§ **REQUIREMENT**
Among the entries that follow, count the lines with the word "econocom" and report the number by itself.
============
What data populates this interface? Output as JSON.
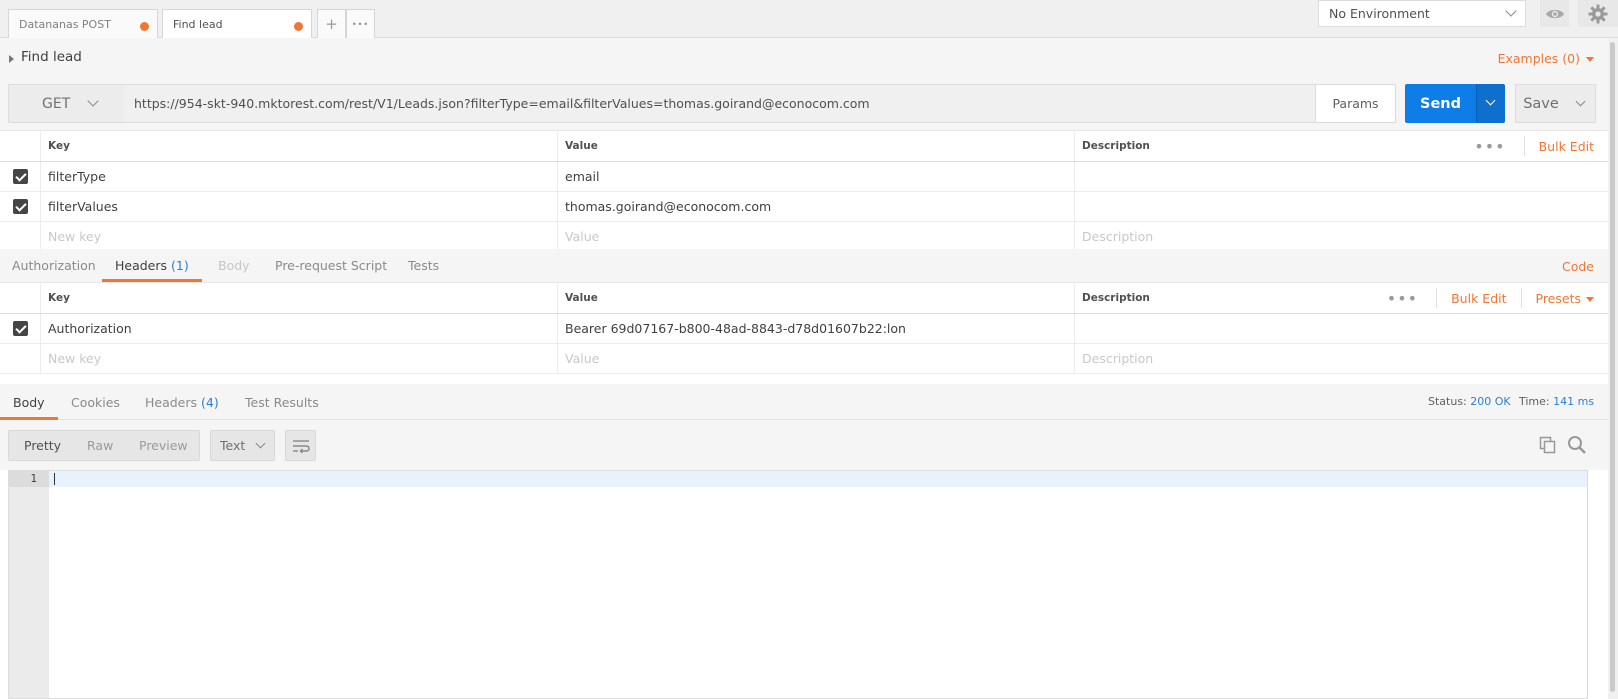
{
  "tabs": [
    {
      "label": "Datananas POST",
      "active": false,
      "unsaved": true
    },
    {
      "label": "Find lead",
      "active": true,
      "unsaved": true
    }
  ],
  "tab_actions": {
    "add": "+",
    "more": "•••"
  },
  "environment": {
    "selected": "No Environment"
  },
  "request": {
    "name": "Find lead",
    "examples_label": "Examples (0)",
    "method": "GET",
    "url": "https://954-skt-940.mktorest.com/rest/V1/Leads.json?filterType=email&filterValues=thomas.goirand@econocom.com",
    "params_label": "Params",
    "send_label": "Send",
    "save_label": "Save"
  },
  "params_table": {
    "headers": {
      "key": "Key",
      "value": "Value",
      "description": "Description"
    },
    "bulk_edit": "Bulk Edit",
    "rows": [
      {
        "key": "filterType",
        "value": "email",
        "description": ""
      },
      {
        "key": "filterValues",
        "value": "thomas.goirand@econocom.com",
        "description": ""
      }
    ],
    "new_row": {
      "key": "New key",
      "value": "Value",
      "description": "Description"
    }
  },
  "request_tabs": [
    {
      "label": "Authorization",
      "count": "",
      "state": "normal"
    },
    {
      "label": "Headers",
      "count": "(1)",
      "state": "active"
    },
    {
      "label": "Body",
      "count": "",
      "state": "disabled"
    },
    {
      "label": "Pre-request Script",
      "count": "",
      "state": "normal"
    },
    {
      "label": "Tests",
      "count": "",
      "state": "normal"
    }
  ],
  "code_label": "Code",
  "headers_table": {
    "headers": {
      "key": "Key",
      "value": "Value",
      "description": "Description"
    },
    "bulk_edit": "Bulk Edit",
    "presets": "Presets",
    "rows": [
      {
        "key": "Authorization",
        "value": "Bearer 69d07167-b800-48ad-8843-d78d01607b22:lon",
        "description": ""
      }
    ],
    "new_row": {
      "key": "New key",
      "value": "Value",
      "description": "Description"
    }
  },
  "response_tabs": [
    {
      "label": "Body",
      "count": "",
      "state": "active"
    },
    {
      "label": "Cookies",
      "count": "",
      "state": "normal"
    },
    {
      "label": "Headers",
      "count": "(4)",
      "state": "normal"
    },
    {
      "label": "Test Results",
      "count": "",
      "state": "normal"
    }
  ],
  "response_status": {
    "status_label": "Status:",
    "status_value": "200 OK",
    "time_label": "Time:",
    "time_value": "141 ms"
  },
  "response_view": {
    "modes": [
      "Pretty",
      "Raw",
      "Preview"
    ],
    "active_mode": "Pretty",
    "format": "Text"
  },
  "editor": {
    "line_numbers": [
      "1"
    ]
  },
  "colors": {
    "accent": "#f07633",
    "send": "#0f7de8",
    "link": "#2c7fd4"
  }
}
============
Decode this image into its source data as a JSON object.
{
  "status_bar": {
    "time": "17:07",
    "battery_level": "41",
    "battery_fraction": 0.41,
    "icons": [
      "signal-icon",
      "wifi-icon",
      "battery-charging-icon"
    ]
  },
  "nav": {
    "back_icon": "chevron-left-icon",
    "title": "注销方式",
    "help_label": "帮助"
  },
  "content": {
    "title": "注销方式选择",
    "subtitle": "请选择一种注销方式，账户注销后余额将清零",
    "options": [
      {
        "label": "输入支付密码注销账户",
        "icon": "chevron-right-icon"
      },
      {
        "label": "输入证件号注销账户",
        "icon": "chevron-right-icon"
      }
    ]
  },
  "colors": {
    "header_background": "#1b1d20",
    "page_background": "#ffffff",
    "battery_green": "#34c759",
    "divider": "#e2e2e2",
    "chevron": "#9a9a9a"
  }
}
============
§ **COMPLETED EXERCISE**
2